→ **ENTRIES PROVIDED**:
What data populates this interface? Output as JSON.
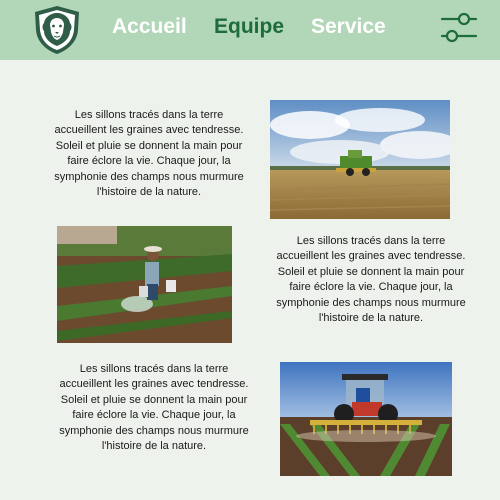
{
  "nav": {
    "items": [
      {
        "label": "Accueil",
        "active": false
      },
      {
        "label": "Equipe",
        "active": true
      },
      {
        "label": "Service",
        "active": false
      }
    ],
    "menu_icon": "sliders-icon",
    "logo_icon": "lion-shield-icon"
  },
  "content": {
    "paragraphs": [
      "Les sillons tracés dans la terre accueillent les graines avec tendresse. Soleil et pluie se donnent la main pour faire éclore la vie. Chaque jour, la symphonie des champs nous murmure l'histoire de la nature.",
      "Les sillons tracés dans la terre accueillent les graines avec tendresse. Soleil et pluie se donnent la main pour faire éclore la vie. Chaque jour, la symphonie des champs nous murmure l'histoire de la nature.",
      "Les sillons tracés dans la terre accueillent les graines avec tendresse. Soleil et pluie se donnent la main pour faire éclore la vie. Chaque jour, la symphonie des champs nous murmure l'histoire de la nature."
    ],
    "photos": [
      "combine-harvester-photo",
      "farmer-watering-photo",
      "tractor-cultivator-photo"
    ]
  },
  "colors": {
    "header_bg": "#b2d7b8",
    "page_bg": "#eef2ec",
    "nav_active": "#1e6b3e",
    "nav_inactive": "#ffffff"
  }
}
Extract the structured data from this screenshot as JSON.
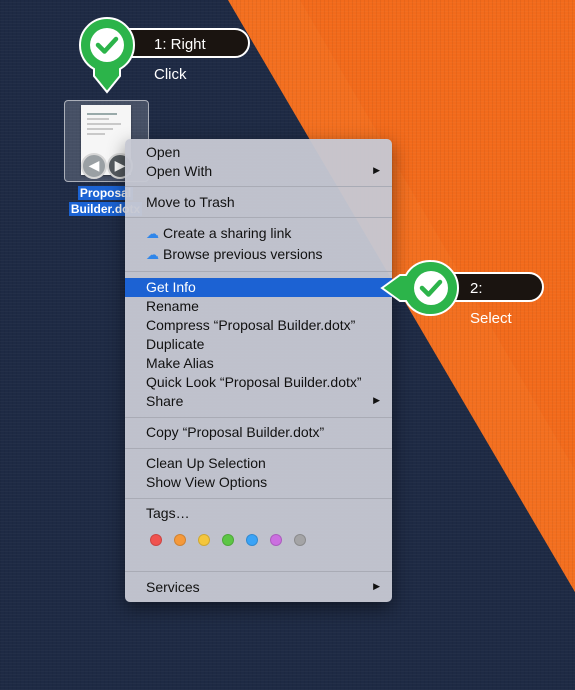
{
  "file": {
    "label_line1": "Proposal",
    "label_line2": "Builder.dotx"
  },
  "callouts": {
    "step1": "1: Right Click",
    "step2": "2: Select"
  },
  "menu": {
    "open": "Open",
    "open_with": "Open With",
    "move_to_trash": "Move to Trash",
    "create_sharing_link": "Create a sharing link",
    "browse_previous_versions": "Browse previous versions",
    "get_info": "Get Info",
    "rename": "Rename",
    "compress": "Compress “Proposal Builder.dotx”",
    "duplicate": "Duplicate",
    "make_alias": "Make Alias",
    "quick_look": "Quick Look “Proposal Builder.dotx”",
    "share": "Share",
    "copy": "Copy “Proposal Builder.dotx”",
    "clean_up_selection": "Clean Up Selection",
    "show_view_options": "Show View Options",
    "tags": "Tags…",
    "services": "Services",
    "submenu_arrow": "▶"
  },
  "tag_colors": [
    "#f0524f",
    "#f5993a",
    "#f4c63c",
    "#5cc645",
    "#3aa3f6",
    "#cb6fe0",
    "#a4a4a6"
  ],
  "colors": {
    "desktop_navy": "#1e2a44",
    "desktop_orange": "#f26a1b",
    "callout_green": "#2cb44a",
    "selection_blue": "#1c62d3"
  },
  "icons": {
    "checkmark": "checkmark-icon",
    "cloud": "cloud-icon",
    "chevron_left": "chevron-left-icon",
    "chevron_right": "chevron-right-icon"
  }
}
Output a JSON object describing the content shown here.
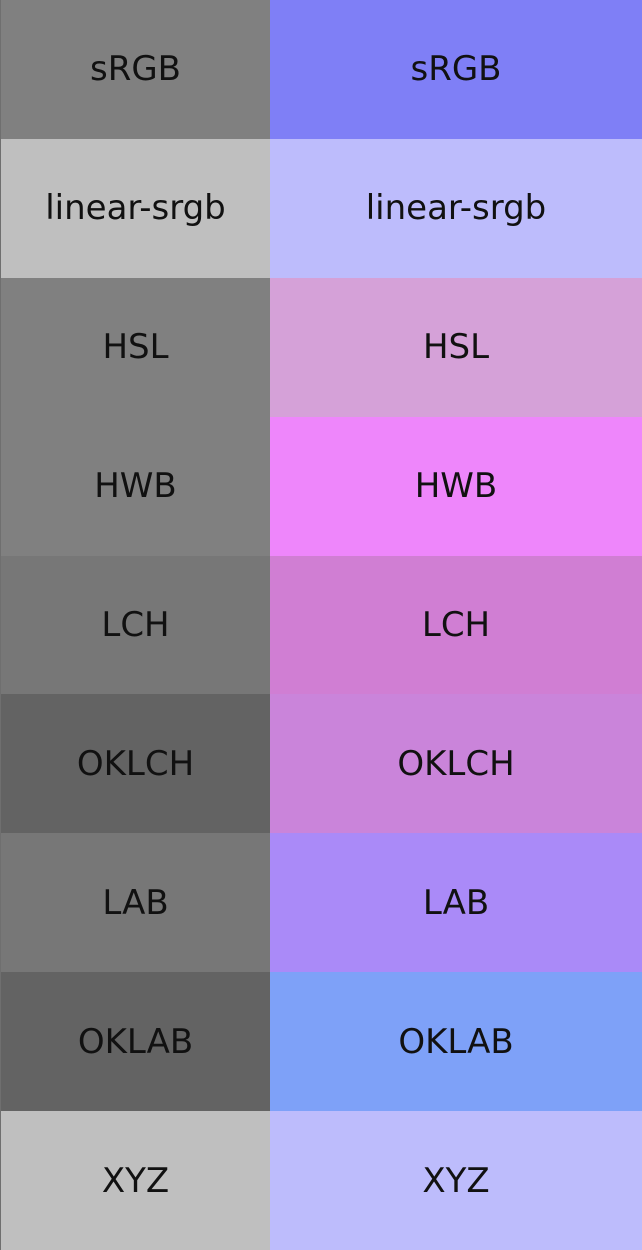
{
  "rows": [
    {
      "label": "sRGB",
      "left_color": "#808080",
      "right_color": "#7f7ff6"
    },
    {
      "label": "linear-srgb",
      "left_color": "#bfbfbf",
      "right_color": "#bdbcfc"
    },
    {
      "label": "HSL",
      "left_color": "#808080",
      "right_color": "#d5a1d8"
    },
    {
      "label": "HWB",
      "left_color": "#808080",
      "right_color": "#ee86fb"
    },
    {
      "label": "LCH",
      "left_color": "#777777",
      "right_color": "#d07ed3"
    },
    {
      "label": "OKLCH",
      "left_color": "#636363",
      "right_color": "#ca84da"
    },
    {
      "label": "LAB",
      "left_color": "#777777",
      "right_color": "#aa8af8"
    },
    {
      "label": "OKLAB",
      "left_color": "#636363",
      "right_color": "#7ea1f8"
    },
    {
      "label": "XYZ",
      "left_color": "#bfbfbf",
      "right_color": "#bdbcfc"
    }
  ]
}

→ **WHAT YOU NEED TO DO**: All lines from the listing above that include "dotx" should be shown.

→ **WRITTEN SOLUTION**:
    "label_line2": "Builder.dotx"
    "compress": "Compress “Proposal Builder.dotx”",
    "quick_look": "Quick Look “Proposal Builder.dotx”",
    "copy": "Copy “Proposal Builder.dotx”",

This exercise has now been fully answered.